Around this time last year I started feeling like change was on the horizon. Newt was getting older and her needs, both socially and academically were changing. My needs were changing as well.
I felt it was necessary to add in some outside mentoring this year. Let’s be honest, I can only inspire Newt so far. She, quite naturally, has little incentive to push herself beyond her perceived limits for “just her mom.” And the few other leaders from 4H or church were ones that she had had for years. She had grown perhaps a bit too comforable in those relationships. She needed to be challenged.
And for the first time in my life as a mother, I am now trying to balance family and career. I needed to shift some of the homeschooling workload off my shoulders. Don’t get me wrong, the responsibility to ensure Newt is getting a good education is still firmly mine–I just needed to share the work.
It took much of the year, but a couple months ago we finally hit on the right mix and one that I think will carry over nicely to the fall.
For Newt’s at-home curriculum she is using Easy Peasy — All in One Homeschooling. This is a free, online curriculum that incorporates much of the classics-based learning we had enjoyed with Ambleside Online, but in a format that Newt can easily do on her own.
And does she ever. Many mornings lately, she’s been setting her alarm for 6:00 am so she can do all her schoolwork by 9:00. She then has the rest of the day to read, draw, play with her animals, or tell me she is bored. (Working on that.)
For math, she is doing Khan Academy at home, meeting with a weekly tutor, and taking an outside class.
The outside class, that is where the magic is happening. Once a week I drive Newt nearly 50 miles for classes at Village Home, a fabulous homeschool co-op. She is currently taking three classes there: The math class, a sewing/art class, and Hogwarts Academy (which has included potions/real chemistry in a lab, creating a scale architectural floor plan of Hogwarts, and playing Quidditch). They have all been very much worth the time and expense.
In the fall, I plan to register her for eight classes–two full days each week (and am crossing my fingers that I can carpool).
She is being challenged academically and beginning to make new social connections.
I am feeling the relief of not having to plan and execute everything, while still being certain that she is in good hands.
It has been a somewhat tumultuous year, but things are smoothing out. I think we’ve hit on the right combination–at least for now. But that’s the great and terrible thing about homeschooling: Adaptions can always be made because adaptions always need to be made.

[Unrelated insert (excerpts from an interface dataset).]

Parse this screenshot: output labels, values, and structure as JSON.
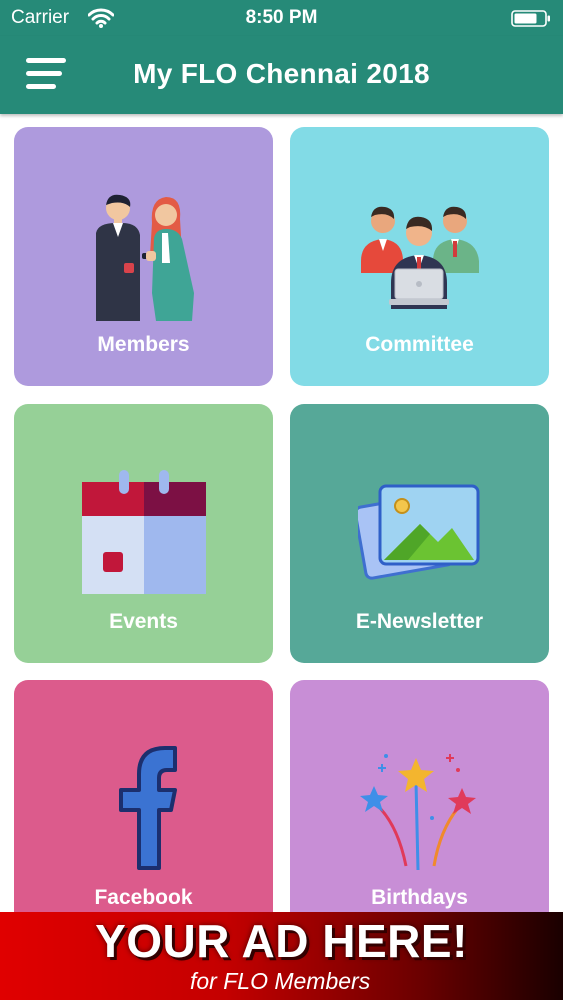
{
  "status_bar": {
    "carrier": "Carrier",
    "time": "8:50 PM"
  },
  "nav": {
    "title": "My FLO Chennai 2018"
  },
  "tiles": [
    {
      "label": "Members",
      "color": "#ae9add"
    },
    {
      "label": "Committee",
      "color": "#82dbe6"
    },
    {
      "label": "Events",
      "color": "#96d097"
    },
    {
      "label": "E-Newsletter",
      "color": "#56a898"
    },
    {
      "label": "Facebook",
      "color": "#dc5b8c"
    },
    {
      "label": "Birthdays",
      "color": "#c88ed6"
    }
  ],
  "ad": {
    "headline": "YOUR AD HERE!",
    "subtext": "for FLO Members"
  },
  "colors": {
    "header": "#268a78",
    "ad_red": "#e00000"
  }
}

I’m excited to see what next year will bring.
P.S. Just a reminder: All of the above refers to our own personal journey and should not be taken as commentary as “the right” way to do things. There is no one right way. It there was, this would be a lot simpler.
Do they let adults go to Hogwarts Academy? Because that seriously sounds a lot better than sitting at a desk and working all day.
I get to be the teacher’s aide. (Does that make me Filch?)
Dude, it’s FINE to be Filch as long as you’re working at The Academy! I’d settle for being an angry ghost in the bathroom.
It would be a lot simpler if there was just one way to do things… then to feel good about it. Yay for everything!